*** Begin section ***

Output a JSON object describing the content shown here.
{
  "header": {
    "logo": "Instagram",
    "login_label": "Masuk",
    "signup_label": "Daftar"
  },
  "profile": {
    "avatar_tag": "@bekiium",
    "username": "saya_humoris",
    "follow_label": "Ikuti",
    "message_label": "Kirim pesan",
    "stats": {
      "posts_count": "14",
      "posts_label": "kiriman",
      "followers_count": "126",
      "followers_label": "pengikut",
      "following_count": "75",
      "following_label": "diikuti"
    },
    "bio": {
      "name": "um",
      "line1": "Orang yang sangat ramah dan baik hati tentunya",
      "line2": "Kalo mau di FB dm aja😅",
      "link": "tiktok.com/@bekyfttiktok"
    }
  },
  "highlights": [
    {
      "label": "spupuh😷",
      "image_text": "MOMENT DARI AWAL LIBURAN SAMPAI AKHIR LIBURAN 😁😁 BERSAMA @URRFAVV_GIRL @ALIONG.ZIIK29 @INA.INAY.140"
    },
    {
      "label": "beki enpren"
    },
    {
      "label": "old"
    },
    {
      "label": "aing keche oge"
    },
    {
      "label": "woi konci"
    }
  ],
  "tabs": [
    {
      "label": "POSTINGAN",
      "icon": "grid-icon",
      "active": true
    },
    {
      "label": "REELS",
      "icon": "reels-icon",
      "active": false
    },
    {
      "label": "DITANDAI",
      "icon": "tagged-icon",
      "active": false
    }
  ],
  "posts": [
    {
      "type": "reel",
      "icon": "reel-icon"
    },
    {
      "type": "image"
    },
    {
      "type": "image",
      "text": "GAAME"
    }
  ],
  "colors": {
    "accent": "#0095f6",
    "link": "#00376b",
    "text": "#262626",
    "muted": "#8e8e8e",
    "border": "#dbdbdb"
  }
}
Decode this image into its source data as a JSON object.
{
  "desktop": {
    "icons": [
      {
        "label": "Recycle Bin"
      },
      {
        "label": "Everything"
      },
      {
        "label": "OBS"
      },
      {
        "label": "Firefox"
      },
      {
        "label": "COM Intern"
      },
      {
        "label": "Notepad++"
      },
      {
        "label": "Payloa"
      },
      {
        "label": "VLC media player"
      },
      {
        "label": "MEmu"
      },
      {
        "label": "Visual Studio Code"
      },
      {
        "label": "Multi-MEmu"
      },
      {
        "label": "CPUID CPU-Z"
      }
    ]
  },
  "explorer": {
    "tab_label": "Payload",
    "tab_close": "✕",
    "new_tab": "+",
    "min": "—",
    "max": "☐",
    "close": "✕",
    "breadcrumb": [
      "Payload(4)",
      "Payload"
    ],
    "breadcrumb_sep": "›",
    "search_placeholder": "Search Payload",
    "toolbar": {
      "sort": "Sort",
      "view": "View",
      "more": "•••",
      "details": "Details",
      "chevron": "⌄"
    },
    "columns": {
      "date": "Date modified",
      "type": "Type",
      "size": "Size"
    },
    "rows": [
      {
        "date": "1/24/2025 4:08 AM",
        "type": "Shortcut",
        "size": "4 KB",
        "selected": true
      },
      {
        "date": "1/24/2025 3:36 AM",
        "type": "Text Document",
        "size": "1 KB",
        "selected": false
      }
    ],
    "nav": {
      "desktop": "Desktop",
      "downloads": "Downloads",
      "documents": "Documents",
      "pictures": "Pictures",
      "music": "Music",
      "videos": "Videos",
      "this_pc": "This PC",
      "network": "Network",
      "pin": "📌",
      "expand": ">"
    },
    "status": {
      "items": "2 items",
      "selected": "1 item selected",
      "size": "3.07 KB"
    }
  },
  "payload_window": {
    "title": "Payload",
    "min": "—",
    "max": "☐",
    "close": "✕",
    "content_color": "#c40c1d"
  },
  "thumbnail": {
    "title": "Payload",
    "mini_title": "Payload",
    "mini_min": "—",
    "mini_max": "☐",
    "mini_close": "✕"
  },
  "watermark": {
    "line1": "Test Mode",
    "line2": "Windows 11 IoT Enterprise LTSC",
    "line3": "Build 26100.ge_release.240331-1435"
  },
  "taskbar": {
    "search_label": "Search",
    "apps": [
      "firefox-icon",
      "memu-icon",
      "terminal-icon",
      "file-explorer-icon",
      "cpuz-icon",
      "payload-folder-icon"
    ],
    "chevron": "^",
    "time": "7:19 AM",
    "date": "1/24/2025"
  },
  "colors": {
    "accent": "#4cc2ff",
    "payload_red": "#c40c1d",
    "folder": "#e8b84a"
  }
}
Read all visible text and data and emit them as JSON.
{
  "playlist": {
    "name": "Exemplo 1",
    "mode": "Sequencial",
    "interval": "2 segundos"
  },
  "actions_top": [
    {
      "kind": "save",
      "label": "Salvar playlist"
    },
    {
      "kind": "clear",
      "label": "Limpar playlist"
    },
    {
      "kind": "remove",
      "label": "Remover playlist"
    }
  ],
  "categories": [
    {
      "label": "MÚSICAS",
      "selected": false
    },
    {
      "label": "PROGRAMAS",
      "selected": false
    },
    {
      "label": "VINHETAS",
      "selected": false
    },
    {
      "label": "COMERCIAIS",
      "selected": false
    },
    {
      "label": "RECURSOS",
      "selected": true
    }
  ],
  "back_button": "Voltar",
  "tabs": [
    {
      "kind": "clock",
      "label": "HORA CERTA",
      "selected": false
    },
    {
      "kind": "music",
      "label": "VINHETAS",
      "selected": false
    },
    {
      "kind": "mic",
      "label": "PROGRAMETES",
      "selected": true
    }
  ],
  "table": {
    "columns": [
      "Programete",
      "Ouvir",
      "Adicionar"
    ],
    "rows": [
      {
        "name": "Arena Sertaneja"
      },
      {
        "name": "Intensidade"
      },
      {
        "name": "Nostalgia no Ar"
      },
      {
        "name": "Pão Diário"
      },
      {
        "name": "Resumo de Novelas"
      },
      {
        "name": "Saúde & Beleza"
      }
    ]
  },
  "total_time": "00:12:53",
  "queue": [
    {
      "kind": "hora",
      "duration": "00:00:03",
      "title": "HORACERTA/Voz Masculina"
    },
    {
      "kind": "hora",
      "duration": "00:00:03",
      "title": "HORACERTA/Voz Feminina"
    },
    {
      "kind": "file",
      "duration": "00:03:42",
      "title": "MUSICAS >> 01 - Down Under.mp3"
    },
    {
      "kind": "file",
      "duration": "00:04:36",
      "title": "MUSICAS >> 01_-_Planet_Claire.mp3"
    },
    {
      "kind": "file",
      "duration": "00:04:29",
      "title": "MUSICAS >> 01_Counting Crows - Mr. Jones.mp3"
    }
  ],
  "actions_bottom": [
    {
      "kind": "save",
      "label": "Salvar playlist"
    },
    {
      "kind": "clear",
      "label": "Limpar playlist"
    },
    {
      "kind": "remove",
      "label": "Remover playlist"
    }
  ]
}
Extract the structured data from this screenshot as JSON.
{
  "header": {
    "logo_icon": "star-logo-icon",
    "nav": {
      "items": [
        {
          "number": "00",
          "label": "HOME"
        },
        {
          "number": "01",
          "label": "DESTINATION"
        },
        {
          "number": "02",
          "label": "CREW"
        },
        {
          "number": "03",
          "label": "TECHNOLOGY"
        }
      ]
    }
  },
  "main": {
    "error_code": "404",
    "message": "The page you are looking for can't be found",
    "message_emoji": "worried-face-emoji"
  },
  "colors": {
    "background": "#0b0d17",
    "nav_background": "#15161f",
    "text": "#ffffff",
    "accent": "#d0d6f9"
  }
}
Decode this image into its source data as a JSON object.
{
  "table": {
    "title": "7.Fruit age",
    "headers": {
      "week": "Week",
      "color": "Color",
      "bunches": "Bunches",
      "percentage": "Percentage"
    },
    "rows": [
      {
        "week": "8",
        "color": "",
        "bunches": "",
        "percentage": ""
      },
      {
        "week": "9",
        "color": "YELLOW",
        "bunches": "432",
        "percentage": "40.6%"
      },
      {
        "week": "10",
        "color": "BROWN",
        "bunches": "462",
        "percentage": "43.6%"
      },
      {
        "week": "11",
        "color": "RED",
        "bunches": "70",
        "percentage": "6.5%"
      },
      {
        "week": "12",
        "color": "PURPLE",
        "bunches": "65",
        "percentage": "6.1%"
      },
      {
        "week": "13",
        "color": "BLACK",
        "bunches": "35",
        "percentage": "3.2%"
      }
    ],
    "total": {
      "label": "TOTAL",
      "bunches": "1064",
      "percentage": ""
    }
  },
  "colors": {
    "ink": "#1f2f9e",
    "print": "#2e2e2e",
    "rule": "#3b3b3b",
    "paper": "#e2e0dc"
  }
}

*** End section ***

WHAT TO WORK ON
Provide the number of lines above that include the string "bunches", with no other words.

WRITTEN SOLUTION
8